Chants of “U-N-I-T-Y” rang throughout the large courtyard as Conestoga students and staff stood together to support the African-American Student Union’s (AASU) Black Out Against Racism Rally.

“I stand up here today to start at one small school in America in hopes of spreading a message: racism may never end but we will never stop fighting it,” junior Alex Caristan said in his speech at the rally.

Caristan was one of eight AASU members who presented speeches or poems at the rally during 3rd period on April 9.

The rally was a part of the AASU’s ongoing campaign to promote anti-racism at Conestoga. The campaign also involved presentations with CURE, Conestoga United in Reaching Equity, in 9th grade World Literature classes in April as well as the Black Out Against Racism spirit day on March 20. These events came after Conestoga students posted a video containing racial slurs in March, which came a year after students were involved in a similar video in 2018.

“In reaction to the racist videos that were posted on social media, the African-American Student Union felt that there should be anti-racism messaging throughout the year, whether it’s in the classroom, or in our clubs and activities, or in these larger events like the rally,” AASU club adviser Leashia Lewis said.

After obtaining approval from Conestoga’s administration, the AASU promoted their rally through social media, t-shirt sales, word of mouth and Good Morning Stoga. As a result, hundreds of students and faculty leaving their third period classes to listen to speeches in the courtyard.

Students wore the AASU’s anti-racism wristband or t-shirt to express their support for the event, and AASU members held signs advocating unity and change. Throughout the 30-minute walkout, members of the AASU spoke to the crowd addressing the effects of racism and goals for the future.

“The purpose of the rally was to give students whose voices are not always heard a voice to express their experiences here at Conestoga High School,” Lewis said “The goal was to say to everyone in the community that this is how we feel, this is what we experience, and this is how we feel we could do better, just so all voices are heard, feelings are expressed, and we can come together in unity.”

Unity was a common theme throughout the rally. Between each speech, the students and faculty in the courtyard clapped in unison and chanted “U-N-I-T-Y.” Speakers were introduced by freshman Ray Walker, who also presented the opening and closing remarks.

Caristan believes that although all of the speakers have similar views on racism, they expressed their sentiments in unique ways.

“We have the same general consensus, but these got into the nit and grit. Some people shared personal stories or personal poems they’d written, and some people just shared a broader message about racism,” Caristan said. “I went more for the broader picture because I don’t have that many specific examples in my life. The point I was trying to get across was essentially ‘educate yourself so you don’t have an excuse to be racist.’”

Senior AJ Riley attended the rally and said that he felt moved by the speakers’ stories.
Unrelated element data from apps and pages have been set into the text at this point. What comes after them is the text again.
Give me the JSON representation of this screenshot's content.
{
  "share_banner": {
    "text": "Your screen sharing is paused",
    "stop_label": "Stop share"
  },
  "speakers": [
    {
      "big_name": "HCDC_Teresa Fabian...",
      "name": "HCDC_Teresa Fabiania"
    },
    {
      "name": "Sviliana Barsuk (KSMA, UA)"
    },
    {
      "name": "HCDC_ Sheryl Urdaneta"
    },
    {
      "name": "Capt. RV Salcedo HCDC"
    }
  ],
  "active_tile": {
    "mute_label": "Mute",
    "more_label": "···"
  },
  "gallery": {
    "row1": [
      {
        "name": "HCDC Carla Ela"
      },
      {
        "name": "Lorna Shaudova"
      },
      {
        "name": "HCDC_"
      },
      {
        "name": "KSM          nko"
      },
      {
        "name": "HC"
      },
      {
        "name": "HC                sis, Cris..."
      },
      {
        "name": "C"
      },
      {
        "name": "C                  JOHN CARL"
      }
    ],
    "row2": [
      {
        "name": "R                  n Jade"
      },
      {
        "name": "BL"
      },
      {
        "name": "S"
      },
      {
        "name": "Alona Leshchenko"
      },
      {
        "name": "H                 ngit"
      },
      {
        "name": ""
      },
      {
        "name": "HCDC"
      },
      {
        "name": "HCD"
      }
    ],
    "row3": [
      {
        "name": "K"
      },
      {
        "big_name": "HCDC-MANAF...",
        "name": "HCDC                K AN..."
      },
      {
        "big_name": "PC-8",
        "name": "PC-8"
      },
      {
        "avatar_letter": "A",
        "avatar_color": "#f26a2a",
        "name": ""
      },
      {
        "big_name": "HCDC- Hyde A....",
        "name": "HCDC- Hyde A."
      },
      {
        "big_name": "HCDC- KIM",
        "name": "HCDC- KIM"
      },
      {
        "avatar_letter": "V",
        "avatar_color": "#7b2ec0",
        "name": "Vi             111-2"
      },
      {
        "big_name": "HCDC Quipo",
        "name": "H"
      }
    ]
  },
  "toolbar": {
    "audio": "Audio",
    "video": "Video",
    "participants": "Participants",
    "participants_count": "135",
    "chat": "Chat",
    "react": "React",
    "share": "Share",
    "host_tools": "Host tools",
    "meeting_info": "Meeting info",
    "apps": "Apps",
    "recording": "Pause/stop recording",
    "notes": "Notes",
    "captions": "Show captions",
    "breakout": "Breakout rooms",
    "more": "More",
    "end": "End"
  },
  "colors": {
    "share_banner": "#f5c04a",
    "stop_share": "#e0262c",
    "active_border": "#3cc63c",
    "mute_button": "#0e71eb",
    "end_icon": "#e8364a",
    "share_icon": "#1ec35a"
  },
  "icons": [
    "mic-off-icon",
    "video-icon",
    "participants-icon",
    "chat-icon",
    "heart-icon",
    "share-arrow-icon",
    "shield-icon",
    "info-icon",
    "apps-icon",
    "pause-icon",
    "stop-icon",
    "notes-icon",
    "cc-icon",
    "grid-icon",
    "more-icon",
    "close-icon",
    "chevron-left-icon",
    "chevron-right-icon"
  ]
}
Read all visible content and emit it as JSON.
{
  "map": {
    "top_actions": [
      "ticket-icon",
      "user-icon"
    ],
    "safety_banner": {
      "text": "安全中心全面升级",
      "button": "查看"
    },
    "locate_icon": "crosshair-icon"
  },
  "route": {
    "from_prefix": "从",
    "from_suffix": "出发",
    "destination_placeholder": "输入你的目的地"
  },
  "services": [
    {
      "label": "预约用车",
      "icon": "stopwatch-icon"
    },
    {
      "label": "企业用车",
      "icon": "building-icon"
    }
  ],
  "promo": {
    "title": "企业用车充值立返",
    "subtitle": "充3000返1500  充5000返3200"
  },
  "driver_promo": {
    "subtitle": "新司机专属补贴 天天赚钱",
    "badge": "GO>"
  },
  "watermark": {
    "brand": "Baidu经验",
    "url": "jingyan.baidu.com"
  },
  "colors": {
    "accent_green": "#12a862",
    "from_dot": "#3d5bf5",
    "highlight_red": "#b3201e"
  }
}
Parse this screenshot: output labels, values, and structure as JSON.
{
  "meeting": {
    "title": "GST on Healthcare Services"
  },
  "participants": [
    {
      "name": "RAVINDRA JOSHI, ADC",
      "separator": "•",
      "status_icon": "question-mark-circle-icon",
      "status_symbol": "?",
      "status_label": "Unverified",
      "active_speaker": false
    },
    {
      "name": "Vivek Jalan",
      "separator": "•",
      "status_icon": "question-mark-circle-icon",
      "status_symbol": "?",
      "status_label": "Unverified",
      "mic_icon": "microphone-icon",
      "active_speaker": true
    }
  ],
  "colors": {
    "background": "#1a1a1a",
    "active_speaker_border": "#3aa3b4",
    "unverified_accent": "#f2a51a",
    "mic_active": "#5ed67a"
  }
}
“I felt like the speakers did a really good job and I feel like I was pretty moved by their stories. A lot of people showed up and I think it was a really good showing of the school’s unity,” Riley said.

Senior and club president Tajsha GrayVause spoke towards the end of the walkout, discussing the issue of racial slurs in the school community. Gray-Vause felt like the rally allowed students to better understand the speakers and the individuals they represented.

“The amount of people who showed up and just came out to show their support really moved me because I wasn’t expecting that many students to come out and want to hear us speak. I also wasn’t expecting it to be that
quiet — you could sense the intensity in the courtyard. It meant a lot that now they’re listening and have a better outlook on how we feel,” Gray-Vause said.

Lewis believes that the rally helped reassure individuals who have felt marginalized in the past and hopes that it will serve as a precursor to more positive discussion in the future.

“It seems like these efforts, with the school participating and being a part of their efforts, has been well-attended. This was really reaffirming for anybody in this building who has felt marginalized — the idea that, actually the people who are racist and not open to hearing somebody else’s views are the marginalized ones,” Lewis said.

Continuing with their efforts to eliminate racism at Conestoga, the AASU hopes to hold a teach-in discussing racism later this school year and work together with the upcoming Students Organizing Against Racism (SOAR) group, which will be composed of students of different backgrounds and focus on spreading anti-racism messages.